Many people who run across an insurance company that deals in bad faith
and other tactics, wishes they’d never had to deal with the company
in the first place.

It’s depressing, to say the least, to think that the insurance industry,
one of the biggest money makers in the US with profits over $30 billion
a year, have been known to stoop to engage in dishonest tactics and a
flagrant lack of ethics to inflate their profits.

Given the tough economic times America faces currently, it’s not
too much of a stretch of the imagination that those same insurance companies
will jack up their rates even more and deny more claims.

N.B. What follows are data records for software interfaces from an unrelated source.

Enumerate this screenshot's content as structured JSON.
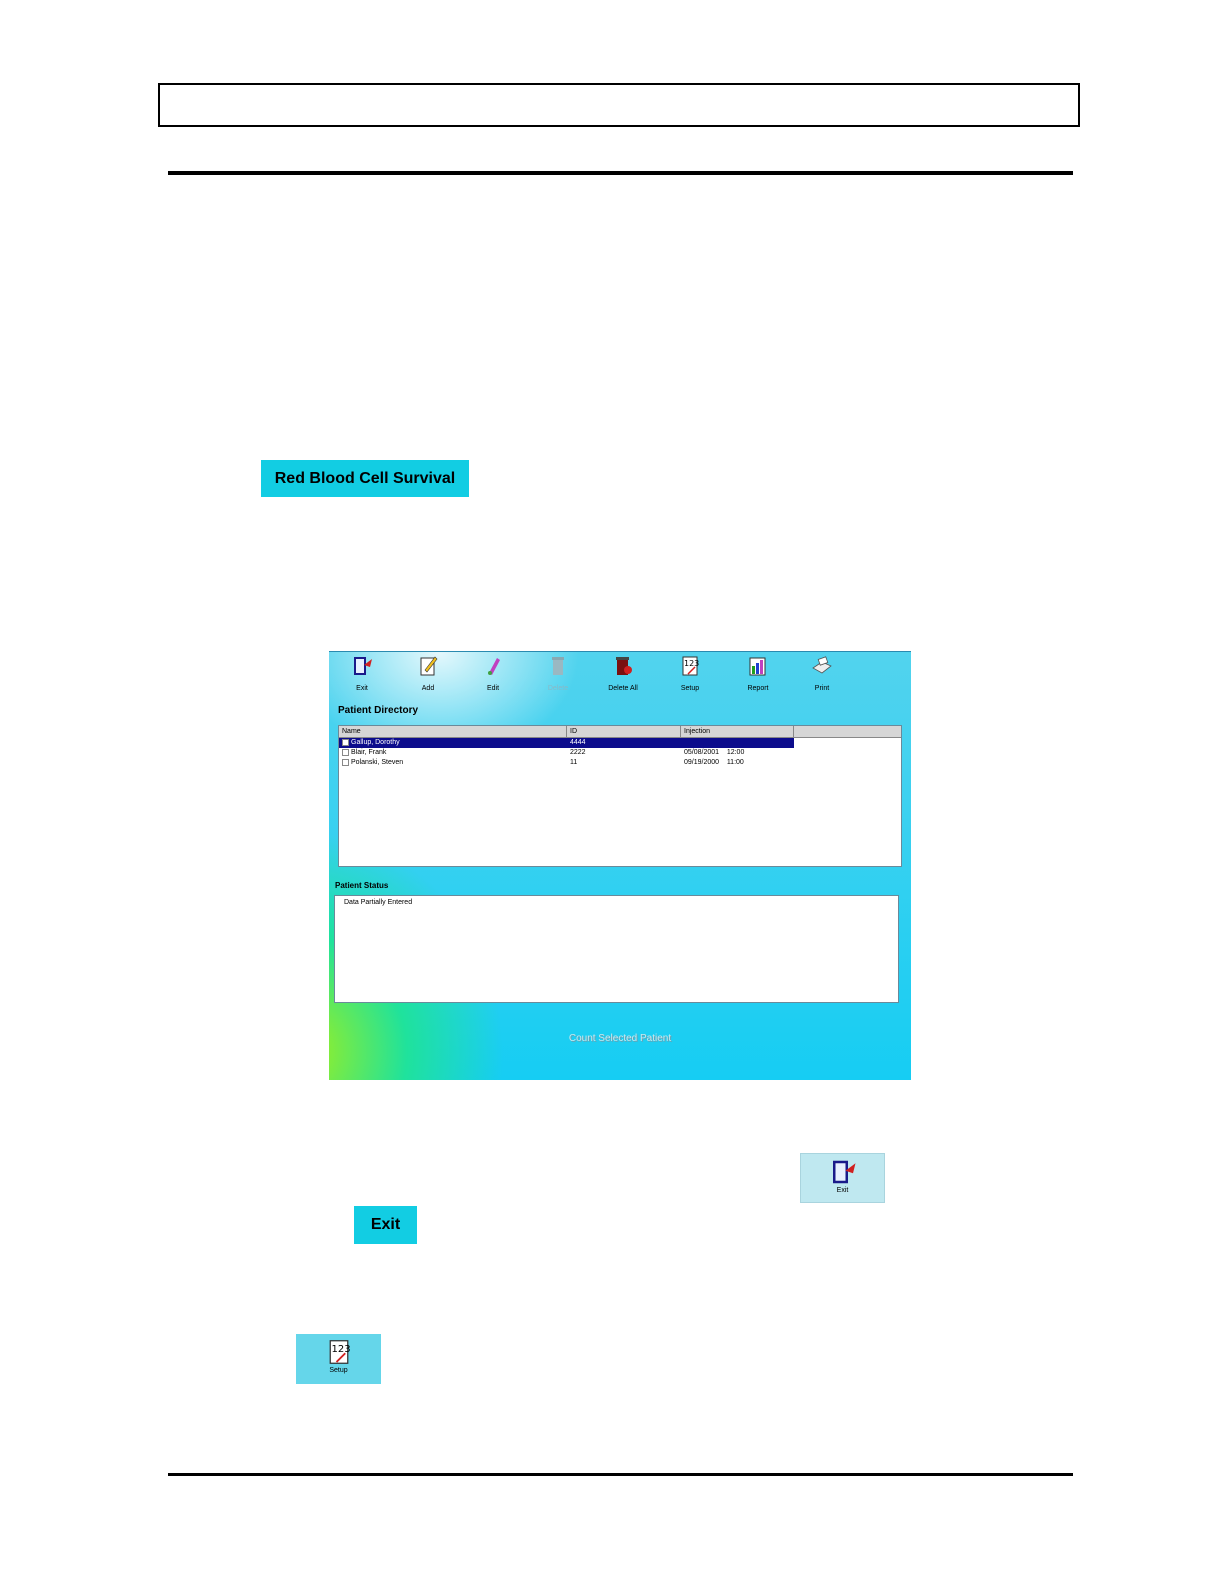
{
  "rbc_button": {
    "label": "Red Blood Cell Survival"
  },
  "app": {
    "toolbar": [
      {
        "label": "Exit",
        "icon": "exit-door-icon"
      },
      {
        "label": "Add",
        "icon": "add-pencil-icon"
      },
      {
        "label": "Edit",
        "icon": "edit-pen-icon"
      },
      {
        "label": "Delete",
        "icon": "delete-trash-icon",
        "disabled": true
      },
      {
        "label": "Delete All",
        "icon": "delete-all-icon"
      },
      {
        "label": "Setup",
        "icon": "setup-calendar-icon"
      },
      {
        "label": "Report",
        "icon": "report-chart-icon"
      },
      {
        "label": "Print",
        "icon": "print-printer-icon"
      }
    ],
    "directory_title": "Patient Directory",
    "columns": [
      "Name",
      "ID",
      "Injection"
    ],
    "patients": [
      {
        "name": "Gallup, Dorothy",
        "id": "4444",
        "injection": "",
        "selected": true
      },
      {
        "name": "Blair, Frank",
        "id": "2222",
        "injection": "05/08/2001    12:00",
        "selected": false
      },
      {
        "name": "Polanski, Steven",
        "id": "11",
        "injection": "09/19/2000    11:00",
        "selected": false
      }
    ],
    "status_title": "Patient Status",
    "status_text": "Data Partially Entered",
    "count_button": "Count Selected Patient"
  },
  "exit_icon_button": {
    "label": "Exit"
  },
  "exit_text_button": {
    "label": "Exit"
  },
  "setup_icon_button": {
    "label": "Setup"
  }
}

While this might
be called a defensive position to support their bottom line, it certainly
plays havoc with the industry as a whole. “Not only that, it seriously
hampers consumers who ultimately suffer the consequences of denied insurance
despite paying their contractual obligations monthly – meaning premiums,”
commented Christopher Mellino, a Cleveland, Ohio lawyer.

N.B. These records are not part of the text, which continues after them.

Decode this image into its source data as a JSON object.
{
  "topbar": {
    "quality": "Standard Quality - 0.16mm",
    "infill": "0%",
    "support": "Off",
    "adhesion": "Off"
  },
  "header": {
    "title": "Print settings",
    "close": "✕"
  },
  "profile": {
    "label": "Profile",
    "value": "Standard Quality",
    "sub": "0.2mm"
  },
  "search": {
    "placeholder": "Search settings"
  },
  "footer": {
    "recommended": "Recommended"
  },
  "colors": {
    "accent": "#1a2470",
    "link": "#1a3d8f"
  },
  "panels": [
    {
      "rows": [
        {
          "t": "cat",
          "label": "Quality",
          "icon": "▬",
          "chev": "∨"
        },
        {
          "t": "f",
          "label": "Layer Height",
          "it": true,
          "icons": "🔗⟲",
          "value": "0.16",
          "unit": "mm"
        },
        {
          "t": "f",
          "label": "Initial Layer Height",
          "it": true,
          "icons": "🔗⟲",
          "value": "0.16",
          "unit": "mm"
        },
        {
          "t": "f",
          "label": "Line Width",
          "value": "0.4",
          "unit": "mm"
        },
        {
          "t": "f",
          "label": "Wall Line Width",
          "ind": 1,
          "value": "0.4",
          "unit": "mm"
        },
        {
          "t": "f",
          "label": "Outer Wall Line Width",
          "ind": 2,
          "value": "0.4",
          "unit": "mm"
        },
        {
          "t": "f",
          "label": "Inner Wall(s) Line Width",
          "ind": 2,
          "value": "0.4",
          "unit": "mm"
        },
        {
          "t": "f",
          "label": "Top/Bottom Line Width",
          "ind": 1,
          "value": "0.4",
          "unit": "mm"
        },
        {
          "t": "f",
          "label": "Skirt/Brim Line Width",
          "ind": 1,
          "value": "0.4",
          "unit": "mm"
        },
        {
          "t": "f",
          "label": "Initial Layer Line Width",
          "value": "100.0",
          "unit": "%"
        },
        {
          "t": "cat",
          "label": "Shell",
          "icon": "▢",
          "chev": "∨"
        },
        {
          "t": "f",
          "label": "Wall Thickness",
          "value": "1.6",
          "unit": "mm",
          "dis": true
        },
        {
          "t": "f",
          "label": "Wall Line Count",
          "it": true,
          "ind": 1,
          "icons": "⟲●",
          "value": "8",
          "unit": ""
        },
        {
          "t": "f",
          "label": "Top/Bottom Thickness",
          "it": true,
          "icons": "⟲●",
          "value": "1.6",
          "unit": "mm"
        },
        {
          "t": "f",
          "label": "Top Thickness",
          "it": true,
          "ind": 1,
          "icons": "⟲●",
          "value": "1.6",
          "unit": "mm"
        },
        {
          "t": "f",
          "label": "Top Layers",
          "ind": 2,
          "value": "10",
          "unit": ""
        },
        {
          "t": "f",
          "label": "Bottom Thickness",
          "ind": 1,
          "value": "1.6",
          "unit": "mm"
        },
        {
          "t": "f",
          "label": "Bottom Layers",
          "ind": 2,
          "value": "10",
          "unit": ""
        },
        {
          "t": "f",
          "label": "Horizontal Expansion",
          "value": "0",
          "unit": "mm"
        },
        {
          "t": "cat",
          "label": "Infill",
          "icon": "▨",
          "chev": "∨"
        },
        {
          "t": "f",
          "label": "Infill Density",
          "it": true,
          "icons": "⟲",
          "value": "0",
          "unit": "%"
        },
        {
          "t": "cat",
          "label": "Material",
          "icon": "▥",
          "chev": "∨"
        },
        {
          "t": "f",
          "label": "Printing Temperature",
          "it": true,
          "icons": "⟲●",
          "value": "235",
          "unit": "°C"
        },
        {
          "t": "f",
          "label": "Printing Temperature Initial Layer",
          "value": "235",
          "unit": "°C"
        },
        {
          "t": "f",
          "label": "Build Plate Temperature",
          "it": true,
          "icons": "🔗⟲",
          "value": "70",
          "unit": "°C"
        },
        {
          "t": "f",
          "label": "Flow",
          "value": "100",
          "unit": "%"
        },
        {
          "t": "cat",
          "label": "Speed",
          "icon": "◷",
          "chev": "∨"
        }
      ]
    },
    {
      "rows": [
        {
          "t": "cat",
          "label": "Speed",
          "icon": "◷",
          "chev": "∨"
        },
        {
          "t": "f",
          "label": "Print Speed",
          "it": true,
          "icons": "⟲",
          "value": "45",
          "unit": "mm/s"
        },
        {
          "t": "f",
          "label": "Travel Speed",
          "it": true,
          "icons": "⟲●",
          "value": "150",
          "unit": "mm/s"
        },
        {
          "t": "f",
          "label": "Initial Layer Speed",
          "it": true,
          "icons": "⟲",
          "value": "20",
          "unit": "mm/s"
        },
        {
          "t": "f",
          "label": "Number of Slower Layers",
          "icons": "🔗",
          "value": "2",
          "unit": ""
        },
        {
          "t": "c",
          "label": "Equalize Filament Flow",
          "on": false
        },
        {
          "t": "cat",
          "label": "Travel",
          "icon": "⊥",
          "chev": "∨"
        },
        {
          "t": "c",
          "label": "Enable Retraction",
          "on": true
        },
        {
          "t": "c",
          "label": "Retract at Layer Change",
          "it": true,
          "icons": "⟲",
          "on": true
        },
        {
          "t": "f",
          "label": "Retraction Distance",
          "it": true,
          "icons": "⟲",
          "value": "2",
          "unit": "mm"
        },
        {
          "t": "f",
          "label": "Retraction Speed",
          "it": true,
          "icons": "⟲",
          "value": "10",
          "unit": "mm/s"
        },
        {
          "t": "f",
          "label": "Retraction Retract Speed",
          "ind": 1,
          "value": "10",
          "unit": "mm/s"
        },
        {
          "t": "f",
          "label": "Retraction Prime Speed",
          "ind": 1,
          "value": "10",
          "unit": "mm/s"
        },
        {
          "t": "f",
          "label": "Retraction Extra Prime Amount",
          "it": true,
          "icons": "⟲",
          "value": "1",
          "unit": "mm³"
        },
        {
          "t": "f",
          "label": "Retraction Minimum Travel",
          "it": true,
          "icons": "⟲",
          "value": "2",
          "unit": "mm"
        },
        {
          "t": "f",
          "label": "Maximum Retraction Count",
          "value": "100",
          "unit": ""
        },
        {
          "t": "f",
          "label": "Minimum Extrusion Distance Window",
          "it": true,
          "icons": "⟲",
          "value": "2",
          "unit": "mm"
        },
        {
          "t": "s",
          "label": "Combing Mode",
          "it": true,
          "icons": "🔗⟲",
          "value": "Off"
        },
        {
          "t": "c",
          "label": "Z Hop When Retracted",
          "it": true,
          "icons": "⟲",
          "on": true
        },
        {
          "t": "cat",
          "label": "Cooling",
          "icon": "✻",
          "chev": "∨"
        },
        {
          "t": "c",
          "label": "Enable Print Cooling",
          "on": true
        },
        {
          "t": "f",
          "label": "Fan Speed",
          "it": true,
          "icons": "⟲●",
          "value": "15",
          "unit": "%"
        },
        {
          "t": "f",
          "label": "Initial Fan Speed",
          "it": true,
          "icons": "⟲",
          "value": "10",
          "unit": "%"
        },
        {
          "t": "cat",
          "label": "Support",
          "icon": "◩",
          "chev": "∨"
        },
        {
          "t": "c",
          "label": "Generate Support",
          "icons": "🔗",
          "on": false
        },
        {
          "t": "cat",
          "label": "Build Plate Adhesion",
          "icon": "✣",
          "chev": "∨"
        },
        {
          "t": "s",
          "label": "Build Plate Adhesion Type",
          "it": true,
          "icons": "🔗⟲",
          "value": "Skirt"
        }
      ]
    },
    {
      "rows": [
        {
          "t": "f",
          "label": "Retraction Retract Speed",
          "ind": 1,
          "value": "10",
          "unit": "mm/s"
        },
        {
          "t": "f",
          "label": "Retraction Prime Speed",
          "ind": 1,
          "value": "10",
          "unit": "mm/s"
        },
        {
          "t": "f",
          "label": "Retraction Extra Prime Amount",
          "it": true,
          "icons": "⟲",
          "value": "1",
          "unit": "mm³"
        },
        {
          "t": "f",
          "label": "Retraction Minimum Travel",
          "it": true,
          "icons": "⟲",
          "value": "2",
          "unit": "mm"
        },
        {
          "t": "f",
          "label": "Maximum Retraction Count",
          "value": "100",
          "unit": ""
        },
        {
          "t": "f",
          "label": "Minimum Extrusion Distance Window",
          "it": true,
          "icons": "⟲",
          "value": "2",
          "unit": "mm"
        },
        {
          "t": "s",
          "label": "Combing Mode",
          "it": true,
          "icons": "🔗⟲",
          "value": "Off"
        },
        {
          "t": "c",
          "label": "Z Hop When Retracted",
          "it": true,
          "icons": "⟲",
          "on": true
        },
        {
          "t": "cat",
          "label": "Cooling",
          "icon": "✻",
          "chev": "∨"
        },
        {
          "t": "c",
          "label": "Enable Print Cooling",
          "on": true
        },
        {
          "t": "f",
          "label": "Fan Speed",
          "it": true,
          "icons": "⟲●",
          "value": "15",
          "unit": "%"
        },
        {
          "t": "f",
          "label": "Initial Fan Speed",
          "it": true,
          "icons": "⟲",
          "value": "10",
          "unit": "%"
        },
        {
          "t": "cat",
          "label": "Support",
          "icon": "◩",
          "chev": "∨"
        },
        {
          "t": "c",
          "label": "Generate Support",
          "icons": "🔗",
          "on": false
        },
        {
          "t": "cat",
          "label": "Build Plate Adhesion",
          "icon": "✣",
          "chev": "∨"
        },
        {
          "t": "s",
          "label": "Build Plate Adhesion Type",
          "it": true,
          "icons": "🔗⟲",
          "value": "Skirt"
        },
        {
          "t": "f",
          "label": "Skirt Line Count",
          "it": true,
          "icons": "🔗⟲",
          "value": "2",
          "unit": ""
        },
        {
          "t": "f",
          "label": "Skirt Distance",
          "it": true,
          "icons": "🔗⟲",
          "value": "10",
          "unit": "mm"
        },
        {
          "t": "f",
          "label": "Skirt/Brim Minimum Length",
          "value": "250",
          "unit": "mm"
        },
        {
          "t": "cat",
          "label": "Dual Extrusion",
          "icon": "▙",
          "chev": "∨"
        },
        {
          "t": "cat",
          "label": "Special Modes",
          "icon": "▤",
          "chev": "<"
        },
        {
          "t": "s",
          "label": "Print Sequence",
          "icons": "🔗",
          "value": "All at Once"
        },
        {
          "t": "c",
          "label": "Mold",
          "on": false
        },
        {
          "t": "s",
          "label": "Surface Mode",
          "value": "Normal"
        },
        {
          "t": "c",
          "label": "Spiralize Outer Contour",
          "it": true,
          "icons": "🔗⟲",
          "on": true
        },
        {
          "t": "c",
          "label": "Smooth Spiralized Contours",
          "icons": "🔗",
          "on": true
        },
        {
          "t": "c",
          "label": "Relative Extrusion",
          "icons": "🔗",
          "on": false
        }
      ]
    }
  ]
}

People might once have thought that the big name insurance company we all
thought was the salt of the earth and had earned our family’s trust
was above reproach. Nowadays people are finding out that the family friend
has turned into Uncle Scrooge overnight and is not only denying reasonable
claims for strange reasons, but is delaying payments, burying customers
in insurance legal jargon and even refusing people retroactively who file
claims. One might well ask, “What is wrong with this picture?”

“As horrendous as it may seem, there is evidence that those once
friendly companies have gone out of their way to deny claims by actually
offering rewards to employees who were successful in turning down claims,
added Mellino. Workers who would not engage in that kind of behavior were
fired. If denying claims didn’t work, some of these companies were
not above perpetrating fraud to not pay claims.

While denying claims is bad enough, get ready for the worst stunt in the
book – delaying claims until death. This has been done in instances
by long-term care insurers whose rationale is simply this: if they don’t
pay a claim they make money. Some of them have waited until an aged policyholder
died to avoid paying. “This behavior is just the tip of the iceberg
in an industry that is now also using credit reports to decide who gets
insurance or not and how much they will pay,” said Christopher Mellino,
a Cleveland, Ohio lawyer. Brings to mind another good question: “When
will it end?”